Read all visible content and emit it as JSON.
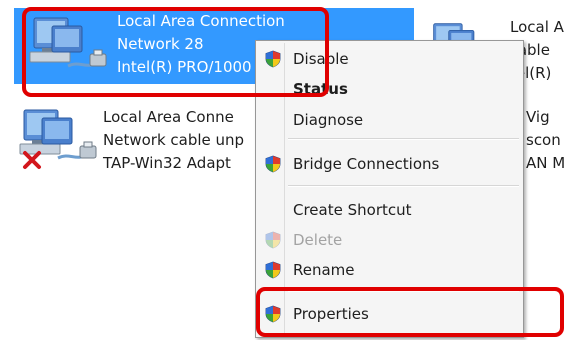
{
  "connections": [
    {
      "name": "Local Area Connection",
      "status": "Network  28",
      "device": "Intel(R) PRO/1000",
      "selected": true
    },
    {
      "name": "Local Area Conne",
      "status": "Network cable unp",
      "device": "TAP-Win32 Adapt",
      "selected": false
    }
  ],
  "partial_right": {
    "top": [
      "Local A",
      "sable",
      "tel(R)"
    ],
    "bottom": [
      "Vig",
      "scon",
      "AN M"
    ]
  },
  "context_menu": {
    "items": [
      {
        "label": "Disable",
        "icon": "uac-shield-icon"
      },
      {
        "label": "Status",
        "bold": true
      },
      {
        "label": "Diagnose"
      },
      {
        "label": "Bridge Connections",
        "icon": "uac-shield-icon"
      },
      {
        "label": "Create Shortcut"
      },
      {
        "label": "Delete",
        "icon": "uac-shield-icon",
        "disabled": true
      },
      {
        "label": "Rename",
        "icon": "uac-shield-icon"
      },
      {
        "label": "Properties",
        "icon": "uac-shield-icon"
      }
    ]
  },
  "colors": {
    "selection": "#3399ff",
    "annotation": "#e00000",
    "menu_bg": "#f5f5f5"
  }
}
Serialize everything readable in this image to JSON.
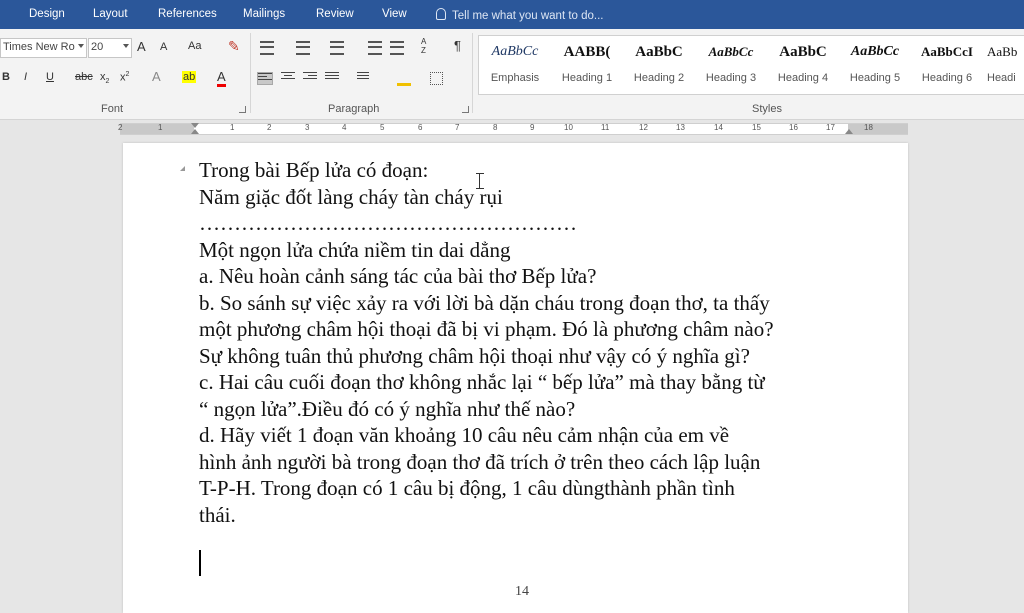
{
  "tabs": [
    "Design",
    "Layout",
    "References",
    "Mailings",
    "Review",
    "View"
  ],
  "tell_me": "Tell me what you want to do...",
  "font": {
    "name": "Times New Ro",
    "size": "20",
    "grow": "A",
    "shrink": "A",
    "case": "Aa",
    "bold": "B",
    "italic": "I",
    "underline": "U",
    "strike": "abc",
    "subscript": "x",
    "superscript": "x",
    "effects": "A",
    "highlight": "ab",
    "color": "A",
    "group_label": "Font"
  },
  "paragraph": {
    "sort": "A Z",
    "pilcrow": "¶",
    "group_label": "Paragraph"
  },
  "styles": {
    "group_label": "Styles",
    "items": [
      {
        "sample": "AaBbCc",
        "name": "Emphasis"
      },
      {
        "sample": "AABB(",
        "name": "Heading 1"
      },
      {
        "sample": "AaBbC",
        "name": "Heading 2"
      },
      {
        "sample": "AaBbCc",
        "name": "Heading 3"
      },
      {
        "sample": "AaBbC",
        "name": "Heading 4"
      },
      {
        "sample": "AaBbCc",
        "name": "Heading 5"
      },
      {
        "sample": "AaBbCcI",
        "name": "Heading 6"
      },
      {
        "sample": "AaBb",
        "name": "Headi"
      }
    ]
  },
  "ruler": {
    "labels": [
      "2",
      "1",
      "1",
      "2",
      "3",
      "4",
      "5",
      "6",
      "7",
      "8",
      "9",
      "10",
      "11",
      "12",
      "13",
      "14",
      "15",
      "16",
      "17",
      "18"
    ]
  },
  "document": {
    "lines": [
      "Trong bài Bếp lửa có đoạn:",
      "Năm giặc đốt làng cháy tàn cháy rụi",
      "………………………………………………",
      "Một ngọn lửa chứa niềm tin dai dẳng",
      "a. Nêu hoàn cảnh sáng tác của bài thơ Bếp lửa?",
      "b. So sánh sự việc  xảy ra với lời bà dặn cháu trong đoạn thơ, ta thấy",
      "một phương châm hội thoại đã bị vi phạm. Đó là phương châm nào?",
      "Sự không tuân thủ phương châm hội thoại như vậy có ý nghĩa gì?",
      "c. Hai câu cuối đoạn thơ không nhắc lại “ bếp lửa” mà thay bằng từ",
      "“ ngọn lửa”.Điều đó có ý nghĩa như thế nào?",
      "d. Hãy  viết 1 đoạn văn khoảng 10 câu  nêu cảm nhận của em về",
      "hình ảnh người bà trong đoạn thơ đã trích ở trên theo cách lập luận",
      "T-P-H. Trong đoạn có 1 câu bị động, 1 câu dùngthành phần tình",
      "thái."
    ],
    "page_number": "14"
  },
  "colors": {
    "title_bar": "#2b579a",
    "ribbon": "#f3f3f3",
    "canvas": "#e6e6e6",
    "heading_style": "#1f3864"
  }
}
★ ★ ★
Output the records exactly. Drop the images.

Read all visible content and emit it as JSON.
{
  "connections": [
    {
      "name": "Local Area Connection",
      "status": "Network  28",
      "device": "Intel(R) PRO/1000",
      "selected": true
    },
    {
      "name": "Local Area Conne",
      "status": "Network cable unp",
      "device": "TAP-Win32 Adapt",
      "selected": false
    }
  ],
  "partial_right": {
    "top": [
      "Local A",
      "sable",
      "tel(R)"
    ],
    "bottom": [
      "Vig",
      "scon",
      "AN M"
    ]
  },
  "context_menu": {
    "items": [
      {
        "label": "Disable",
        "icon": "uac-shield-icon"
      },
      {
        "label": "Status",
        "bold": true
      },
      {
        "label": "Diagnose"
      },
      {
        "label": "Bridge Connections",
        "icon": "uac-shield-icon"
      },
      {
        "label": "Create Shortcut"
      },
      {
        "label": "Delete",
        "icon": "uac-shield-icon",
        "disabled": true
      },
      {
        "label": "Rename",
        "icon": "uac-shield-icon"
      },
      {
        "label": "Properties",
        "icon": "uac-shield-icon"
      }
    ]
  },
  "colors": {
    "selection": "#3399ff",
    "annotation": "#e00000",
    "menu_bg": "#f5f5f5"
  }
}
Serialize everything readable in this image to JSON.
{
  "tabs": [
    "Design",
    "Layout",
    "References",
    "Mailings",
    "Review",
    "View"
  ],
  "tell_me": "Tell me what you want to do...",
  "font": {
    "name": "Times New Ro",
    "size": "20",
    "grow": "A",
    "shrink": "A",
    "case": "Aa",
    "bold": "B",
    "italic": "I",
    "underline": "U",
    "strike": "abc",
    "subscript": "x",
    "superscript": "x",
    "effects": "A",
    "highlight": "ab",
    "color": "A",
    "group_label": "Font"
  },
  "paragraph": {
    "sort": "A Z",
    "pilcrow": "¶",
    "group_label": "Paragraph"
  },
  "styles": {
    "group_label": "Styles",
    "items": [
      {
        "sample": "AaBbCc",
        "name": "Emphasis"
      },
      {
        "sample": "AABB(",
        "name": "Heading 1"
      },
      {
        "sample": "AaBbC",
        "name": "Heading 2"
      },
      {
        "sample": "AaBbCc",
        "name": "Heading 3"
      },
      {
        "sample": "AaBbC",
        "name": "Heading 4"
      },
      {
        "sample": "AaBbCc",
        "name": "Heading 5"
      },
      {
        "sample": "AaBbCcI",
        "name": "Heading 6"
      },
      {
        "sample": "AaBb",
        "name": "Headi"
      }
    ]
  },
  "ruler": {
    "labels": [
      "2",
      "1",
      "1",
      "2",
      "3",
      "4",
      "5",
      "6",
      "7",
      "8",
      "9",
      "10",
      "11",
      "12",
      "13",
      "14",
      "15",
      "16",
      "17",
      "18"
    ]
  },
  "document": {
    "lines": [
      "Trong bài Bếp lửa có đoạn:",
      "Năm giặc đốt làng cháy tàn cháy rụi",
      "………………………………………………",
      "Một ngọn lửa chứa niềm tin dai dẳng",
      "a. Nêu hoàn cảnh sáng tác của bài thơ Bếp lửa?",
      "b. So sánh sự việc  xảy ra với lời bà dặn cháu trong đoạn thơ, ta thấy",
      "một phương châm hội thoại đã bị vi phạm. Đó là phương châm nào?",
      "Sự không tuân thủ phương châm hội thoại như vậy có ý nghĩa gì?",
      "c. Hai câu cuối đoạn thơ không nhắc lại “ bếp lửa” mà thay bằng từ",
      "“ ngọn lửa”.Điều đó có ý nghĩa như thế nào?",
      "d. Hãy  viết 1 đoạn văn khoảng 10 câu  nêu cảm nhận của em về",
      "hình ảnh người bà trong đoạn thơ đã trích ở trên theo cách lập luận",
      "T-P-H. Trong đoạn có 1 câu bị động, 1 câu dùngthành phần tình",
      "thái."
    ],
    "page_number": "14"
  },
  "colors": {
    "title_bar": "#2b579a",
    "ribbon": "#f3f3f3",
    "canvas": "#e6e6e6",
    "heading_style": "#1f3864"
  }
}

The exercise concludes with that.